Most software synthesizers can operate stand-alone, but I seldom even bother installing the stand-alone. For practical purposes, these instruments are meant to live inside a DAW.
I hate that acronym, by the way, but we’re stuck with it. For those who are new to the party, it means “digital audio workstation.”
I’m just thinking out loud here, but readers who are into this technology may find an idea or two to ponder. As I rev up my interest in softsynths, I find myself facing a quandary. Which DAW should I use? There are as many as a dozen to choose from, and I have four of them. Three of mine are not in their most recent versions, so I might want to pay for an update. I have Reason 11 Suite (12 has just been released), Cubase 7 (current version is 11), Ableton Live 9 Suite (current version is 11), and FL Studio 20. Each has some advantages and some disadvantages.

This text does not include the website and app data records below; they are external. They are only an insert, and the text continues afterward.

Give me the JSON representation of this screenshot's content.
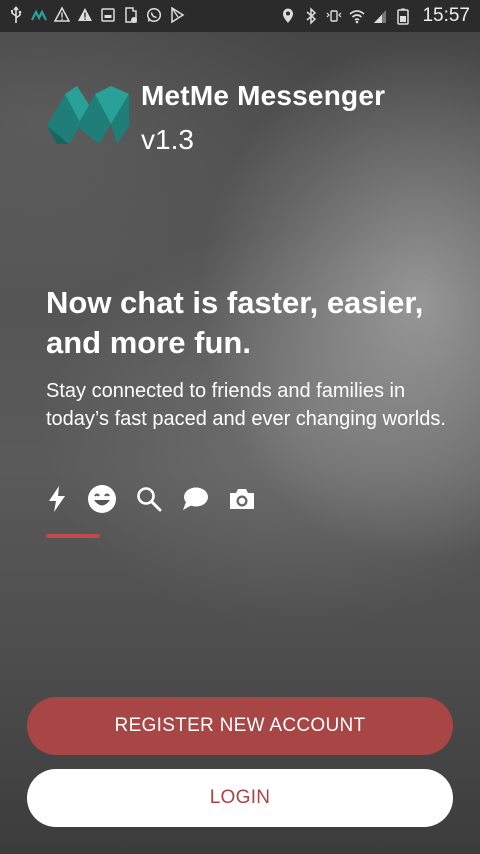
{
  "status_bar": {
    "time": "15:57",
    "icons": [
      "usb-icon",
      "app-notification-icon",
      "warning-icon",
      "warning-filled-icon",
      "image-icon",
      "file-icon",
      "whatsapp-icon",
      "play-store-icon",
      "location-icon",
      "bluetooth-icon",
      "vibrate-icon",
      "wifi-icon",
      "signal-icon",
      "battery-icon"
    ]
  },
  "header": {
    "title": "MetMe Messenger",
    "version": "v1.3"
  },
  "intro": {
    "headline": "Now chat is faster, easier, and more fun.",
    "description": "Stay connected to friends and families in today’s fast paced and ever changing worlds."
  },
  "features": [
    "lightning-icon",
    "smiley-icon",
    "search-icon",
    "chat-bubble-icon",
    "camera-icon"
  ],
  "actions": {
    "register_label": "REGISTER NEW ACCOUNT",
    "login_label": "LOGIN"
  },
  "colors": {
    "accent": "#a84545",
    "logo_teal": "#2aa198",
    "text": "#ffffff"
  }
}
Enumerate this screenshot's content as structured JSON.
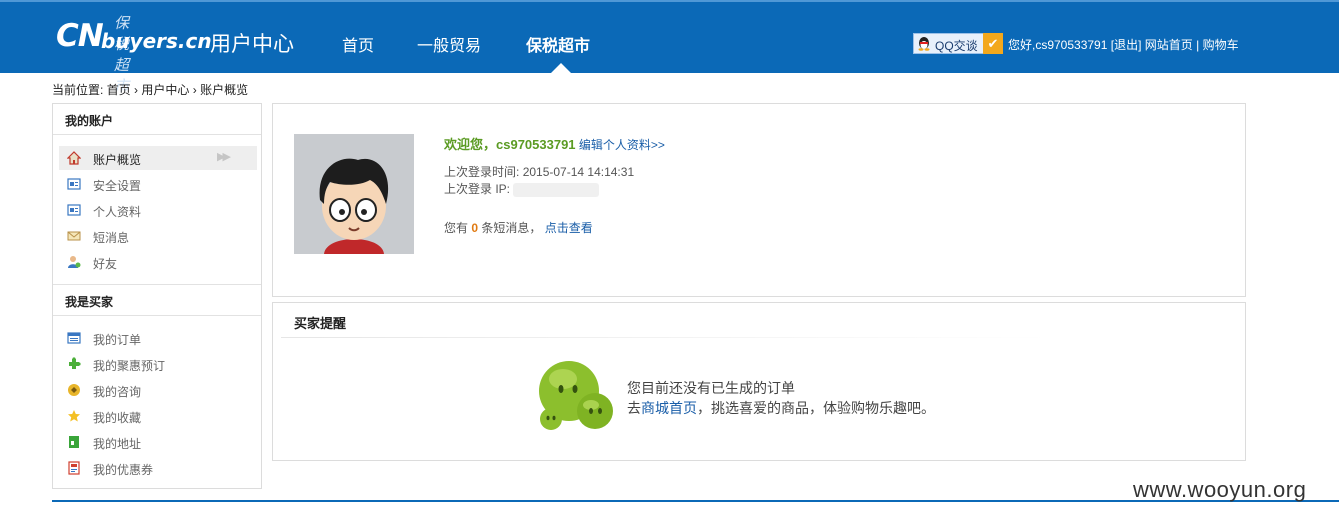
{
  "header": {
    "logo": {
      "cn": "CN",
      "buyers": "buyers.cn",
      "sub": "保税超市",
      "title": "用户中心"
    },
    "nav": [
      {
        "label": "首页"
      },
      {
        "label": "一般贸易"
      },
      {
        "label": "保税超市",
        "active": true
      }
    ],
    "qq_label": "QQ交谈",
    "greeting": "您好,cs970533791",
    "logout": "[退出]",
    "site_home": "网站首页",
    "separator": "|",
    "cart": "购物车"
  },
  "breadcrumb": {
    "prefix": "当前位置:",
    "items": [
      "首页",
      "用户中心",
      "账户概览"
    ],
    "sep": "›"
  },
  "sidebar": {
    "section1_title": "我的账户",
    "account_items": [
      {
        "label": "账户概览",
        "icon": "home-icon",
        "selected": true
      },
      {
        "label": "安全设置",
        "icon": "security-icon"
      },
      {
        "label": "个人资料",
        "icon": "profile-icon"
      },
      {
        "label": "短消息",
        "icon": "envelope-icon"
      },
      {
        "label": "好友",
        "icon": "friend-icon"
      }
    ],
    "section2_title": "我是买家",
    "buyer_items": [
      {
        "label": "我的订单",
        "icon": "order-icon"
      },
      {
        "label": "我的聚惠预订",
        "icon": "puzzle-icon"
      },
      {
        "label": "我的咨询",
        "icon": "consult-icon"
      },
      {
        "label": "我的收藏",
        "icon": "star-icon"
      },
      {
        "label": "我的地址",
        "icon": "address-icon"
      },
      {
        "label": "我的优惠券",
        "icon": "coupon-icon"
      }
    ]
  },
  "overview": {
    "welcome": "欢迎您，cs970533791",
    "edit_link": "编辑个人资料>>",
    "last_login_time_label": "上次登录时间:",
    "last_login_time": "2015-07-14 14:14:31",
    "last_login_ip_label": "上次登录 IP:",
    "msg_prefix": "您有",
    "msg_count": "0",
    "msg_suffix": "条短消息，",
    "msg_link": "点击查看"
  },
  "reminder": {
    "title": "买家提醒",
    "empty_line1": "您目前还没有已生成的订单",
    "empty_line2_prefix": "去",
    "empty_link": "商城首页",
    "empty_line2_suffix": "，挑选喜爱的商品，体验购物乐趣吧。"
  },
  "watermark": "www.wooyun.org",
  "colors": {
    "header_bg": "#0b69b7",
    "welcome_green": "#5b9b23",
    "link_blue": "#1a5ea8",
    "count_orange": "#e07a12"
  }
}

In recent years I’ve been using Reason exclusively. But Reason is looking, frankly, a bit long in the tooth. I’ve just downloaded three great freeware synths (Surge, Dexed, and Odin) that require VST 3 compatibility, and Reason is stuck in the land of VST 2, this in spite of the fact that VST 3 was released in 2008! I’m fast on Reason — I can do stuff quickly and smoothly — and I have a huge trove of Reason Rack Extension plug-ins, which are not VST at all. Fortunately, Reason itself will now run as a VST 3 in other workstations, so I can access those instruments, effects, and utilities (with a few limitations) without running the Reason DAW itself.
FL Studio offers lifetime free updates, so it’s always current, and it’s massively powerful. But the workflow in FL is … peculiar. The developers have always gone their own way. I’m quite rusty on it, so I would have to re-learn some of the basics.
Ableton Live has an amazing feature called Max For Live: Cycling ’74 Max can operate behind the scenes, allowing the intrepid DIY addict to do all sorts of cool stuff. But I’ve never warmed up to the Live user interface. Also, just now I opened up Live 9 and it didn’t see those new VST 3 plug-ins. FL Studio and Cubase 7 see them, and Live sees the other new synths I’ve just installed; what’s the problem?
I was a Cubase user for many years, so I’m probably still pretty fast using its UI. Or maybe not. Last night I downloaded the Trial version of Cubase Pro 11. It has a bloated, ugly look. I’ve seen this sort of change before; the developers want the program to look new and improved, but the feature set is already well beyond complete, so they overhaul the UI. Usually for the worse. Cubase comes with a boatload of content, but that’s probably a selling point that will attract other musicians more than it attracts me. I already have a boatload of content.
And then there are the host programs I don’t own, that I might want to consider, notably Bitwig and Studio One. Or maybe Reaper. Or even MOTU Digital Performer. In years past, DP was Mac-only, and I haven’t had a functional Mac since my 2008 MacBook died. But it’s now a Windows app as well, and it looks quite nice. I’d have to learn a new UI, but I like learning stuff. I wonder if the guy I used to know at MOTU is still there….
Basically, the factors to consider are ease of use, support of current features, and cost. The current features would include support for MPE (MIDI polyphonic expression). The other DAWs have it; Reason doesn’t. I have no use for MPE at the moment, but I’ve been thinking I might want to acquire a Linnstrument. Maybe Roger Linn would sell me one at an accommodation price.
Accommodation pricing is one of the advantages of being an insider in the music technology game. I used to be the insider’s insider, but that was 20 years ago. Reinvigorating my reputation is not easy, because the media landscape has changed. But that’s a topic for a future blog post.